ATLANTA - An experimental antiviral drug originally developed to treat influenza is being repurposed to try to fight the novel coronavirus.
Professor Richard Plemper led a team at Georgia State University that tested the antiviral molnupiravir in ferrets, whose respiratory tracts, he says, closely match those of humans.
Plemper says when a COVID-19-infected ferret treated with the antiviral medication was placed into a group of non-infected ferrets the medical appeared to quickly prevent the transmission of the virus.
"What we found was that none of those co-housed animals became infected by the virus," Plemper says. "And, a control group that was not treated by the drug and received a placebo for the vehicle, all of the contact animals of those control group animals became infected within 24 hours."
The antiviral is now in clinical trials in patients hospitalized with COVID-19 complications.
If it proves effective, Dr. Plemper says, it could offer another tool: this one an easier-to-administer pill.
Most of the FDA-authorized COVID-19 treatments must be infused by IV, making them hard to deliver outside of a medical setting, like a hospital.
"So, this drug can be taken early," Plemper says. "It does not require hospitalization or any sort of medical assistance for administration, and I think that we could really prevent or reduce the likelihood that a patient advances to severe disease."
It's still early, Plemper cautions, but he hopes the drug will offer another tool to shut down transmission of this highly contagious virus.
"I believe the potential of this drug to make a meaningful contribution is high," he says. "Of course, we have to caution these are animal experiments. We think the ferret model is a relevant model. But we will ultimately have to wait for the human data."
Molnupiravir is being developed by Ridgeback Biotherapeutics in collaboration with Merck.

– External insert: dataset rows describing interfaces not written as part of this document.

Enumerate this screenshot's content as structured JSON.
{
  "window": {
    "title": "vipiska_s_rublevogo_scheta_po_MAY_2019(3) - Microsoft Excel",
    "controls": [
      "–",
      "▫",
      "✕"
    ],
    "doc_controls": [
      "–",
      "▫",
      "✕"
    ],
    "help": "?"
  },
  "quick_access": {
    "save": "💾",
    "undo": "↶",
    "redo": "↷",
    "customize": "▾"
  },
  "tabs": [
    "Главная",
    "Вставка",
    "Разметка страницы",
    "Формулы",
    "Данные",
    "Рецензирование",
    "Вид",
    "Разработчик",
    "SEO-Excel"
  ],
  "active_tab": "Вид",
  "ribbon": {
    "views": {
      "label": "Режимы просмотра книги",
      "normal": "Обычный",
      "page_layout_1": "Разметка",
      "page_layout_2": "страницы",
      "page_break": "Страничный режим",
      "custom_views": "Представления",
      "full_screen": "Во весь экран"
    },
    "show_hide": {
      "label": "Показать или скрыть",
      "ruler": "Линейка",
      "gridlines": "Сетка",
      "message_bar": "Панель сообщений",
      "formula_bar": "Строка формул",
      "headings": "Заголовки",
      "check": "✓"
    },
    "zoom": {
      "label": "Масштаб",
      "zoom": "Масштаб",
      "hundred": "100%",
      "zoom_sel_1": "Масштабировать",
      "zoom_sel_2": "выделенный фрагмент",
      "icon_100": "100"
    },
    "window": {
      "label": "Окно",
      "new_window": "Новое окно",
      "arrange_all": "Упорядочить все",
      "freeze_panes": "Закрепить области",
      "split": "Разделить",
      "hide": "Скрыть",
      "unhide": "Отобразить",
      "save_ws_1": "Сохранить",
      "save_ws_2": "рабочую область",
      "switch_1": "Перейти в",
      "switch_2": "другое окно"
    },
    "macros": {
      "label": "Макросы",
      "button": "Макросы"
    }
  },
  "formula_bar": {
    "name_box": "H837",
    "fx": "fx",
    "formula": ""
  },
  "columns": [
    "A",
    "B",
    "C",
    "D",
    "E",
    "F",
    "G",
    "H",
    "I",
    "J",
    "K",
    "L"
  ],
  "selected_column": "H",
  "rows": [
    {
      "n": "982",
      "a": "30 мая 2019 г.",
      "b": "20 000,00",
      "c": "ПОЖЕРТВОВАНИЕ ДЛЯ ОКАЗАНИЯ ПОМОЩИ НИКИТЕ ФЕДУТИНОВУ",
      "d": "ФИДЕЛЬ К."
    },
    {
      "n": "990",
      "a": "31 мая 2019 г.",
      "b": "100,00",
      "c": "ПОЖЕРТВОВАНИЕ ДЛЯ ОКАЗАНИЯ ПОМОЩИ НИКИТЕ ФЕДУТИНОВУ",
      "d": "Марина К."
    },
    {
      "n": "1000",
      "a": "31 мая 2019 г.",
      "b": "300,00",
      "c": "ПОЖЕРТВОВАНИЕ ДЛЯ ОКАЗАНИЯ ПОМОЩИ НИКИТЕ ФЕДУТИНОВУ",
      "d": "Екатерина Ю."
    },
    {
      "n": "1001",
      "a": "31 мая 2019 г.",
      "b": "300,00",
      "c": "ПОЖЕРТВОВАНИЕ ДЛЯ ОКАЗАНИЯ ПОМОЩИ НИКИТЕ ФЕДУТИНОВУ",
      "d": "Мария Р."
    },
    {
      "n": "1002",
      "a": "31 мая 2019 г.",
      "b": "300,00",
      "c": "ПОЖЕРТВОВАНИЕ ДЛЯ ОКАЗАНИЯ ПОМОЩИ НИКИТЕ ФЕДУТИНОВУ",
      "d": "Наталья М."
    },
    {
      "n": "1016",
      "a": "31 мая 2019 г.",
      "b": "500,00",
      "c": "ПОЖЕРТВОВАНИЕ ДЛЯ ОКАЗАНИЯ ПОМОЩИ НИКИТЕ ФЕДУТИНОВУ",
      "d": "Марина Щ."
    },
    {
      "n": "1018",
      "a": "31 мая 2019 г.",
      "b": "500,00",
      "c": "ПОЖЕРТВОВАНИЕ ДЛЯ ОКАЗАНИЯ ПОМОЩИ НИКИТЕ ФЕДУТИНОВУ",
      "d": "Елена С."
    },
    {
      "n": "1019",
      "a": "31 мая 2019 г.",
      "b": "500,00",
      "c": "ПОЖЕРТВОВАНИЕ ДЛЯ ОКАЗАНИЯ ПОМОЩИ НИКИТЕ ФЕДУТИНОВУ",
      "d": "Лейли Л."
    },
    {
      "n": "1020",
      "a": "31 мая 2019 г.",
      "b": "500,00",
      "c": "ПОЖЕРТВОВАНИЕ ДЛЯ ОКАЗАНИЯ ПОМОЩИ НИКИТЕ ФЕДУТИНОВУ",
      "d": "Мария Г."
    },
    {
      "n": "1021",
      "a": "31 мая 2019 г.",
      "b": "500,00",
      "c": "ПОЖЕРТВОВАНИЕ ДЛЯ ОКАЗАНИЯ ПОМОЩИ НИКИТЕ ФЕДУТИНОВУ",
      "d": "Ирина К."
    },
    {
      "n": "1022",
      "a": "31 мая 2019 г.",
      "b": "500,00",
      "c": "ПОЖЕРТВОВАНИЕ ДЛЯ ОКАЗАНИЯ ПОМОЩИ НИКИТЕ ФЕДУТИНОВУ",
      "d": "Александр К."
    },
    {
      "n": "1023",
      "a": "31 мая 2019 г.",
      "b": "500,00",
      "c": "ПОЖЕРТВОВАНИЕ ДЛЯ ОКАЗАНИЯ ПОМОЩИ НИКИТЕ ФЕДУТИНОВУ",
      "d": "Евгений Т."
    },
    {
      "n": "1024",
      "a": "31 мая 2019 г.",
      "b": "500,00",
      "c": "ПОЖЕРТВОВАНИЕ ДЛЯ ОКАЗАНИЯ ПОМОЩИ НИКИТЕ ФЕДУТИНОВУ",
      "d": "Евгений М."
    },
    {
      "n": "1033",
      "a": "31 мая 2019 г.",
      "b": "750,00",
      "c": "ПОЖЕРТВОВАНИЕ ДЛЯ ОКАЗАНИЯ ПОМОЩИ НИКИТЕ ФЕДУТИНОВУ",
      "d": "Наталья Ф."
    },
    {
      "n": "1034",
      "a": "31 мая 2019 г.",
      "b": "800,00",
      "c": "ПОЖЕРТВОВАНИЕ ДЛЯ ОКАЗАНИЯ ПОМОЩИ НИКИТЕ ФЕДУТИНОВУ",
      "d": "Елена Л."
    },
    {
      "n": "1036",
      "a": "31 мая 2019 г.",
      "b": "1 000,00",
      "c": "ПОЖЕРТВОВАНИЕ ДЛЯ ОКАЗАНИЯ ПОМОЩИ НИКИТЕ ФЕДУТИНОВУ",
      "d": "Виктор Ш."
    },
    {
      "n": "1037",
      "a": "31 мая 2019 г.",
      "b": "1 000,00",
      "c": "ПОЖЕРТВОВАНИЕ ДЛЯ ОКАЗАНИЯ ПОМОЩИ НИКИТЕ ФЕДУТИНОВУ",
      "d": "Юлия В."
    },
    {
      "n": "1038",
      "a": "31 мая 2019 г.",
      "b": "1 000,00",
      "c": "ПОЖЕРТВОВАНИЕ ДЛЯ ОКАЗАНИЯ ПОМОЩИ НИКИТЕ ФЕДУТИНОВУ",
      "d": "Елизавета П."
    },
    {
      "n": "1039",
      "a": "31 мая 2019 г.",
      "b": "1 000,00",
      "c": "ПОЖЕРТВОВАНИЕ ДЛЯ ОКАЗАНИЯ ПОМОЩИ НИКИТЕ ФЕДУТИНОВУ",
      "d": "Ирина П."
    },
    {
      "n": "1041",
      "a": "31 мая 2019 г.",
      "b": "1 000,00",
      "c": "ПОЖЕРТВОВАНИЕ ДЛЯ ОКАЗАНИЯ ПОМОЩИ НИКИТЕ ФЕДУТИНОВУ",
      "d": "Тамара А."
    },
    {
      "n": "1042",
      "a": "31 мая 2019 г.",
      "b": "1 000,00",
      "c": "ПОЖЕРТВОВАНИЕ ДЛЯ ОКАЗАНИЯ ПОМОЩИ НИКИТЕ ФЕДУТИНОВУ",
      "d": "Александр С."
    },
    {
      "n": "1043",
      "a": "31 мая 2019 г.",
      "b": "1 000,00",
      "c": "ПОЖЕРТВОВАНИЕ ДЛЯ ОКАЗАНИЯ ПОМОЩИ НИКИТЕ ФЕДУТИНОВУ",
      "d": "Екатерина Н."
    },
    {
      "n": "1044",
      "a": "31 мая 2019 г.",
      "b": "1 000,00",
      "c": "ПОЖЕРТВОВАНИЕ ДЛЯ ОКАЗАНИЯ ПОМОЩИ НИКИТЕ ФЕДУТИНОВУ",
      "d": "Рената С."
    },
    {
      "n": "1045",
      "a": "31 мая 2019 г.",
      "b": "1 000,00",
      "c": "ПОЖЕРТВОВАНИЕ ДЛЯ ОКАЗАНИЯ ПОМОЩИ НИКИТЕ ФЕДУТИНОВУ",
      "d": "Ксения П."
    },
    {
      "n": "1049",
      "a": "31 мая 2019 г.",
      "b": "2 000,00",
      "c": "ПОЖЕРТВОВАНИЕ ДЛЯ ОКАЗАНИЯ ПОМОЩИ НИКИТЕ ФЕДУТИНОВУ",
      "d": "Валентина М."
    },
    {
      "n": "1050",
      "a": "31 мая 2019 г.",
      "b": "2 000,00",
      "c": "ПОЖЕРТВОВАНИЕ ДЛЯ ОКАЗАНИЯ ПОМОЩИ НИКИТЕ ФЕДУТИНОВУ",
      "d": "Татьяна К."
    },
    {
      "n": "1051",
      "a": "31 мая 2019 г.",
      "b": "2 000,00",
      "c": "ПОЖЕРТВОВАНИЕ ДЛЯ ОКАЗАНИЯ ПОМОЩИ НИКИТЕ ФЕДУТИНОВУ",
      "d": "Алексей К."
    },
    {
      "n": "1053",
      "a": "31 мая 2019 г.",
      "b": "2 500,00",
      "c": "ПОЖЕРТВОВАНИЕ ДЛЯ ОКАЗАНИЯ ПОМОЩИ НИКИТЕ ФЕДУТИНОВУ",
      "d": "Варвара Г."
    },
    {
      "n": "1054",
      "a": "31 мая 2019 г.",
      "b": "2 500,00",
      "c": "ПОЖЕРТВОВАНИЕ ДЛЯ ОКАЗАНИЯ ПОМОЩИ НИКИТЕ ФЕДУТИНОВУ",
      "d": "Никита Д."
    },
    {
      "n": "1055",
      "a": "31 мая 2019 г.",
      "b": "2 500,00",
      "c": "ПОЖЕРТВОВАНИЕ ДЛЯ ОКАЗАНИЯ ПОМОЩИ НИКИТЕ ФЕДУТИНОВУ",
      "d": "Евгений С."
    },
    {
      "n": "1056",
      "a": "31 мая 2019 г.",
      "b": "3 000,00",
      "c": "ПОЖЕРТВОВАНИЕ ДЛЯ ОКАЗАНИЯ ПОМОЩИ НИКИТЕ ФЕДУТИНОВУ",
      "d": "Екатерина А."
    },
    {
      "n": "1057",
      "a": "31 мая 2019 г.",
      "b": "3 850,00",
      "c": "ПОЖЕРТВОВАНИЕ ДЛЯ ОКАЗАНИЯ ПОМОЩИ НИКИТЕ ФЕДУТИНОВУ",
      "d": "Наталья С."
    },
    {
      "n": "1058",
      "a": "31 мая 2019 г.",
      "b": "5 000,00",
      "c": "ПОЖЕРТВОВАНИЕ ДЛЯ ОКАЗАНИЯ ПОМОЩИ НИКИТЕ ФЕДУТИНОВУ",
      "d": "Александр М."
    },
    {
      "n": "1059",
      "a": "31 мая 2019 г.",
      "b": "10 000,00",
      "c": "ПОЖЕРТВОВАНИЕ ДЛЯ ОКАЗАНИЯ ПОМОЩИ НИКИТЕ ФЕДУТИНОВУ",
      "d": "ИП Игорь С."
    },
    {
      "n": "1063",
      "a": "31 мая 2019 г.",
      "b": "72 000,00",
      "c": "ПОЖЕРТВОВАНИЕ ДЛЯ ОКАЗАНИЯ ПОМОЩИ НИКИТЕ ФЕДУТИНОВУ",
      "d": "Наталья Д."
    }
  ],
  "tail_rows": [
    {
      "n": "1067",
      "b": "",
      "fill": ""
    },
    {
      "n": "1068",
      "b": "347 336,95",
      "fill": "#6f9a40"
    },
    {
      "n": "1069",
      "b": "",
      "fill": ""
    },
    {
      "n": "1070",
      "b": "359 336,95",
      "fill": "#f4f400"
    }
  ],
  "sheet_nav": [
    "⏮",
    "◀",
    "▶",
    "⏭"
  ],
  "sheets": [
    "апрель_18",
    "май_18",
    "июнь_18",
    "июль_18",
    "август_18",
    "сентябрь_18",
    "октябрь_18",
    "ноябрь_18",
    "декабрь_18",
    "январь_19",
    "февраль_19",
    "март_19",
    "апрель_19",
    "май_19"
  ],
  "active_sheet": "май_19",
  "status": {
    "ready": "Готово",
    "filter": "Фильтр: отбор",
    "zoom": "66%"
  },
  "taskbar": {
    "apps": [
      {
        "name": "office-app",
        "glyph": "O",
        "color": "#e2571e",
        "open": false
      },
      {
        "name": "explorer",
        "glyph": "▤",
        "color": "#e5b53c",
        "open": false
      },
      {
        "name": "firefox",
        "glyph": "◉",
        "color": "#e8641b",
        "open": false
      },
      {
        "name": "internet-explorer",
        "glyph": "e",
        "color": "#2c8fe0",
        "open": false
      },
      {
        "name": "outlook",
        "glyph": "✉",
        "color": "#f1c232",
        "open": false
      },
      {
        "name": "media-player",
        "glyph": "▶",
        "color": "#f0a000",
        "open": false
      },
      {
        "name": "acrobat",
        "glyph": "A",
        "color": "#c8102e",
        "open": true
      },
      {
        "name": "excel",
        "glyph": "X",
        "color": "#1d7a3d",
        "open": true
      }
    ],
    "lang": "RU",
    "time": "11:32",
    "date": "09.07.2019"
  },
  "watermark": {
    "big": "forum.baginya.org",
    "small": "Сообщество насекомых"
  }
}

Right now, remdesivir is the only FDA-approved antiviral for the treatment of COVID-19.
Download the FOX 5 Atlanta app for breaking news and weather alerts.